AM: Another thing that I find I look at more often than not, is the title. Does it flow, is it memorable. Sometimes that may not always fit as well. Take myself for example, SUPER IMPACTO VS.THE WORLD- - it’s a bit long and may not fit with everyone, BUT who doesn't feel like they are against the world or the world isn't against them at times. It's relatable; it's not to say that I'm not critical of it at times, but I think I've had it for a while now that I can't change it even if I wanted.
AM: Another good example of that is Charles Schultz's Peanuts, he never liked the name of the strip preferring Lil' Folks. To this day everyone knows Peanuts. Would Lil' Folks have had the same effect?, who knows. So to answer your question directly, I would say I would look at artists that want to do more with their strips, and take them as far as they can go with them. If we get there together that's great, but the paper is one avenue. A strong one if I wanted to be biased, but ...the question I would pose to them is ....what else can we do that's BIG TIME.
CMN: Let everybody know how they can contact you for BIG TIME FUNNIES entries and the process of consideration

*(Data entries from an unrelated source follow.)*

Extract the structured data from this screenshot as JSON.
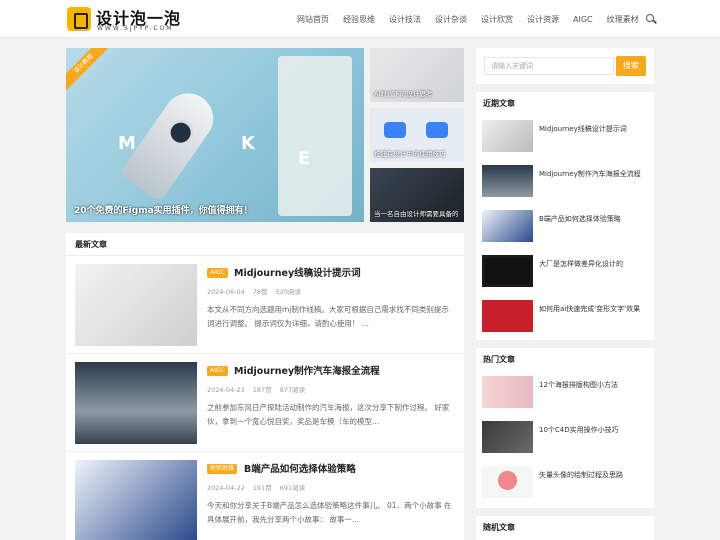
{
  "header": {
    "logo_title": "设计泡一泡",
    "logo_sub": "WWW.SJPYP.COM",
    "nav": [
      "网站首页",
      "经验思维",
      "设计技法",
      "设计杂谈",
      "设计欣赏",
      "设计资源",
      "AIGC",
      "纹理素材"
    ]
  },
  "slider": {
    "ribbon": "设计教程",
    "caption": "20个免费的Figma实用插件，你值得拥有！",
    "letters": [
      "M",
      "K",
      "E"
    ],
    "side": [
      {
        "caption": "AI时代下的设计思考"
      },
      {
        "caption": "按钮在设计中的使用技巧"
      },
      {
        "caption": "当一名自由设计师需要具备的"
      }
    ]
  },
  "latest": {
    "title": "最新文章",
    "posts": [
      {
        "tag": "AIGC",
        "title": "Midjourney线稿设计提示词",
        "date": "2024-06-04",
        "likes": "78赞",
        "reads": "520阅读",
        "desc": "本文从不同方向选题用mj制作线稿。大家可根据自己需求找不同类别提示词进行调整。 提示词仅为详细，请酌心使用！ ..."
      },
      {
        "tag": "AIGC",
        "title": "Midjourney制作汽车海报全流程",
        "date": "2024-04-23",
        "likes": "187赞",
        "reads": "877阅读",
        "desc": "之前参加东风日产探陆活动制作的汽车海报，这次分享下制作过程。 好家伙，拿到一个宽心悦目奖，奖品是车模（车的模型..."
      },
      {
        "tag": "经验思维",
        "title": "B端产品如何选择体验策略",
        "date": "2024-04-22",
        "likes": "191赞",
        "reads": "691阅读",
        "desc": "今天和你分享关于B端产品怎么选体验策略这件事儿。 01、两个小故事 在具体展开前，我先分享两个小故事： 故事一..."
      }
    ]
  },
  "sidebar": {
    "search_placeholder": "请输入关键词",
    "search_button": "搜索",
    "recent_title": "近期文章",
    "recent": [
      "Midjourney线稿设计提示词",
      "Midjourney制作汽车海报全流程",
      "B端产品如何选择体验策略",
      "大厂是怎样做差异化设计的",
      "如何用ai快速完成'变形文字'效果"
    ],
    "hot_title": "热门文章",
    "hot": [
      "12个海报排版构图小方法",
      "10个C4D实用操作小技巧",
      "矢量头像的绘制过程及思路"
    ],
    "random_title": "随机文章"
  },
  "colors": {
    "accent": "#f7a81b"
  }
}
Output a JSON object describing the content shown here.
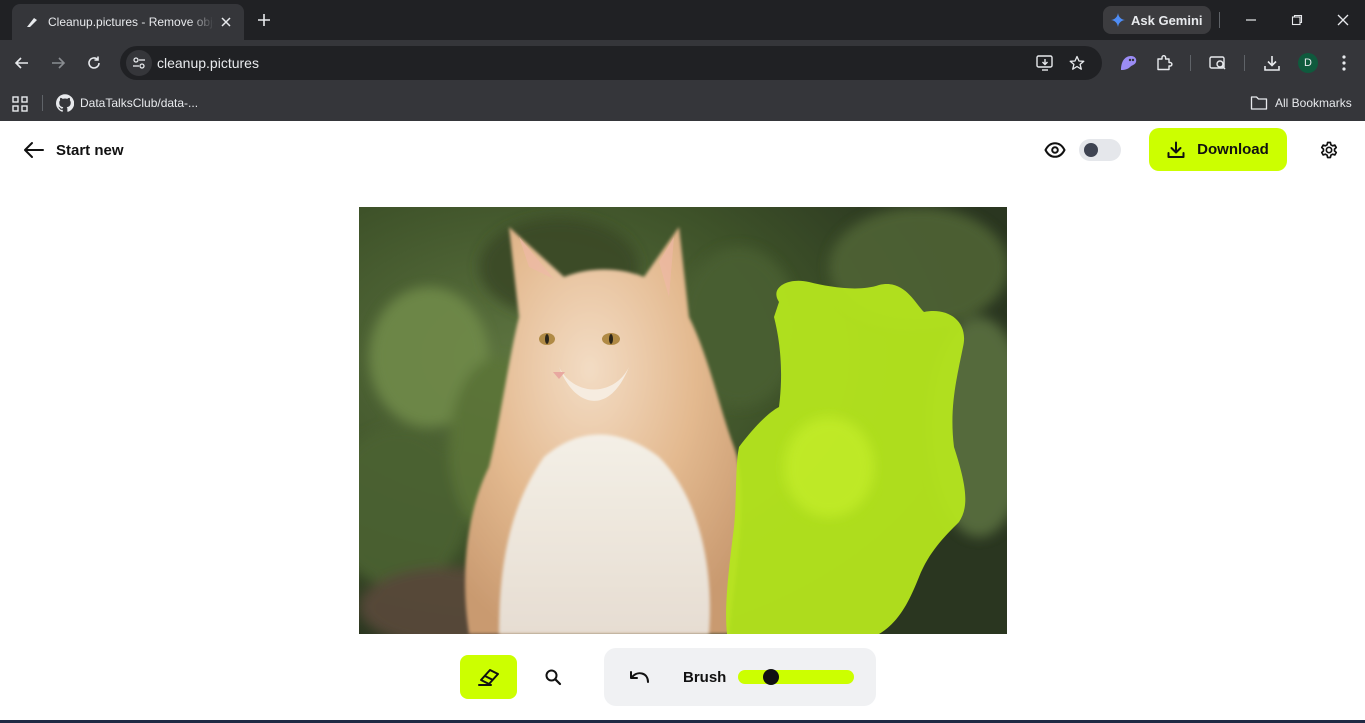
{
  "browser": {
    "tab_title": "Cleanup.pictures - Remove objects",
    "url": "cleanup.pictures",
    "ask_gemini_label": "Ask Gemini",
    "profile_initial": "D",
    "bookmarks": [
      {
        "label": "DataTalksClub/data-...",
        "icon": "github-icon"
      }
    ],
    "all_bookmarks_label": "All Bookmarks"
  },
  "app": {
    "start_new_label": "Start new",
    "download_label": "Download",
    "compare_toggle_on": false,
    "tools": {
      "active_tool": "eraser",
      "brush_label": "Brush",
      "brush_size_fraction": 0.25
    },
    "accent_color": "#ccff00",
    "mask_color": "#b5e61d"
  }
}
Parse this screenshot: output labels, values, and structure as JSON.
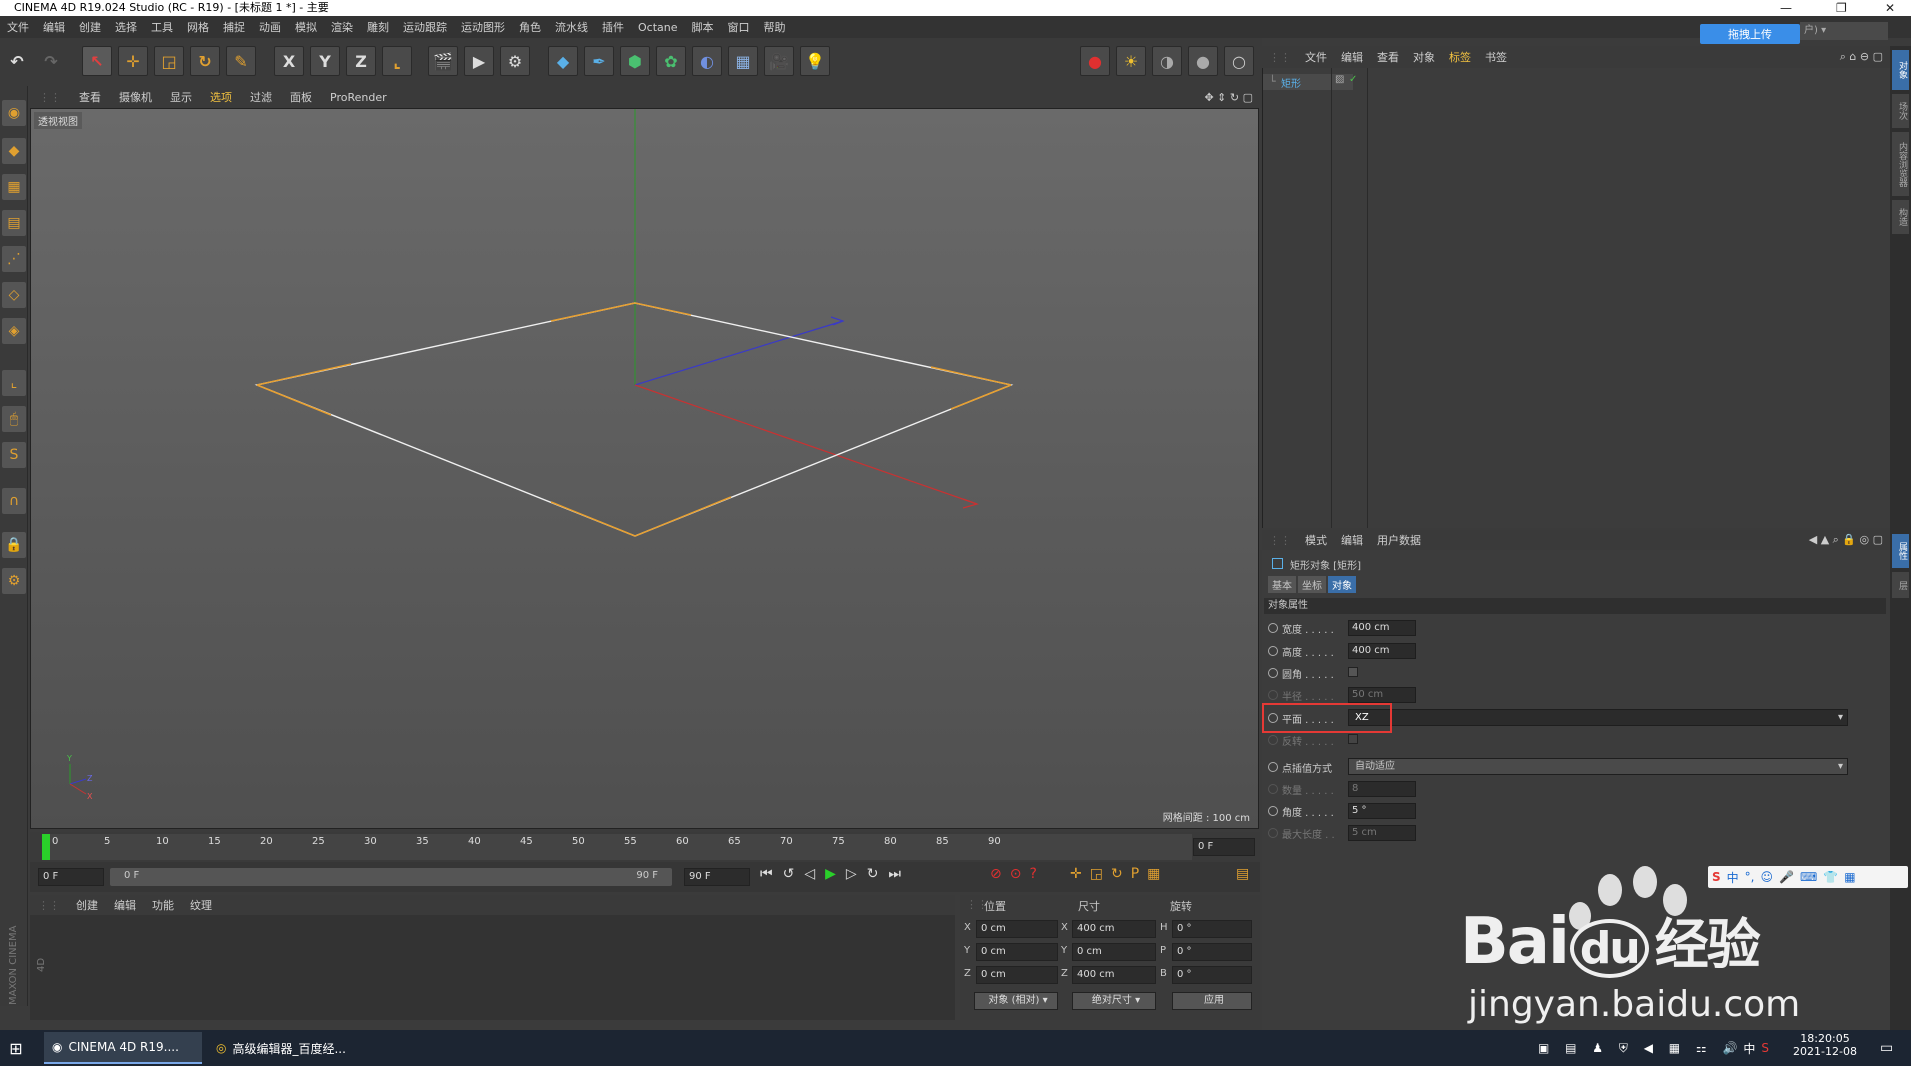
{
  "window": {
    "title": "CINEMA 4D R19.024 Studio (RC - R19) - [未标题 1 *] - 主要"
  },
  "menu": [
    "文件",
    "编辑",
    "创建",
    "选择",
    "工具",
    "网格",
    "捕捉",
    "动画",
    "模拟",
    "渲染",
    "雕刻",
    "运动跟踪",
    "运动图形",
    "角色",
    "流水线",
    "插件",
    "Octane",
    "脚本",
    "窗口",
    "帮助"
  ],
  "upload_button": "拖拽上传",
  "upload_right_text": "户)",
  "viewport": {
    "menu": [
      "查看",
      "摄像机",
      "显示",
      "选项",
      "过滤",
      "面板",
      "ProRender"
    ],
    "label": "透视视图",
    "grid_spacing": "网格间距 : 100 cm",
    "axis_letters": {
      "y": "Y",
      "z": "Z",
      "x": "X"
    }
  },
  "timeline": {
    "ticks": [
      "0",
      "5",
      "10",
      "15",
      "20",
      "25",
      "30",
      "35",
      "40",
      "45",
      "50",
      "55",
      "60",
      "65",
      "70",
      "75",
      "80",
      "85",
      "90"
    ],
    "current_frame": "0 F",
    "start_field": "0 F",
    "range_start": "0 F",
    "range_end": "90 F",
    "end_field": "90 F"
  },
  "toolbar": {
    "axis_x": "X",
    "axis_y": "Y",
    "axis_z": "Z"
  },
  "materials": {
    "menu": [
      "创建",
      "编辑",
      "功能",
      "纹理"
    ],
    "side_label": "MAXON CINEMA 4D"
  },
  "coords": {
    "headers": [
      "位置",
      "尺寸",
      "旋转"
    ],
    "rows": [
      {
        "axis": "X",
        "pos": "0 cm",
        "saxis": "X",
        "size": "400 cm",
        "raxis": "H",
        "rot": "0 °"
      },
      {
        "axis": "Y",
        "pos": "0 cm",
        "saxis": "Y",
        "size": "0 cm",
        "raxis": "P",
        "rot": "0 °"
      },
      {
        "axis": "Z",
        "pos": "0 cm",
        "saxis": "Z",
        "size": "400 cm",
        "raxis": "B",
        "rot": "0 °"
      }
    ],
    "mode1": "对象 (相对)",
    "mode2": "绝对尺寸",
    "apply": "应用"
  },
  "objmgr": {
    "menu": [
      "文件",
      "编辑",
      "查看",
      "对象",
      "标签",
      "书签"
    ],
    "object_name": "矩形"
  },
  "attrmgr": {
    "menu": [
      "模式",
      "编辑",
      "用户数据"
    ],
    "title": "矩形对象 [矩形]",
    "tabs": [
      "基本",
      "坐标",
      "对象"
    ],
    "section": "对象属性",
    "rows": [
      {
        "label": "宽度 . . . . .",
        "value": "400 cm"
      },
      {
        "label": "高度 . . . . .",
        "value": "400 cm"
      },
      {
        "label": "圆角 . . . . .",
        "value": ""
      },
      {
        "label": "半径 . . . . .",
        "value": "50 cm"
      },
      {
        "label": "平面 . . . . .",
        "value": "XZ"
      },
      {
        "label": "反转 . . . . .",
        "value": ""
      },
      {
        "label": "点插值方式",
        "value": "自动适应"
      },
      {
        "label": "数量 . . . . .",
        "value": "8"
      },
      {
        "label": "角度 . . . . .",
        "value": "5 °"
      },
      {
        "label": "最大长度 . .",
        "value": "5 cm"
      }
    ]
  },
  "right_strip": [
    "对象",
    "场次",
    "内容浏览器",
    "构造",
    "属性",
    "层"
  ],
  "taskbar": {
    "app1": "CINEMA 4D R19....",
    "app2": "高级编辑器_百度经...",
    "time": "18:20:05",
    "date": "2021-12-08",
    "ime": "中"
  },
  "watermark": {
    "logo": "Bai",
    "du": "du",
    "jingyan": "经验",
    "url": "jingyan.baidu.com"
  },
  "colors": {
    "highlight": "#e53935",
    "spline_white": "#f0f0f0",
    "spline_orange": "#e8a030",
    "axis_red": "#c83232",
    "axis_blue": "#3a3ac8",
    "axis_green": "#2a9a2a"
  }
}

AM: I'd like to think I make myself pretty accessible. If someone would like to submit their strip they can email me firstname.lastname@example.org. They can even feel free to present it to me at conventions I'm attending.
CMN: Thank you Albert! This is going to be a great year for you and you better believe I will be promoting the snot out of BIG TIME and everything you are doing!
AM: Thank You so much! I'm really looking forward to the year. We have a lot of high profile projects coming out as well as some personal projects, so stay tuned!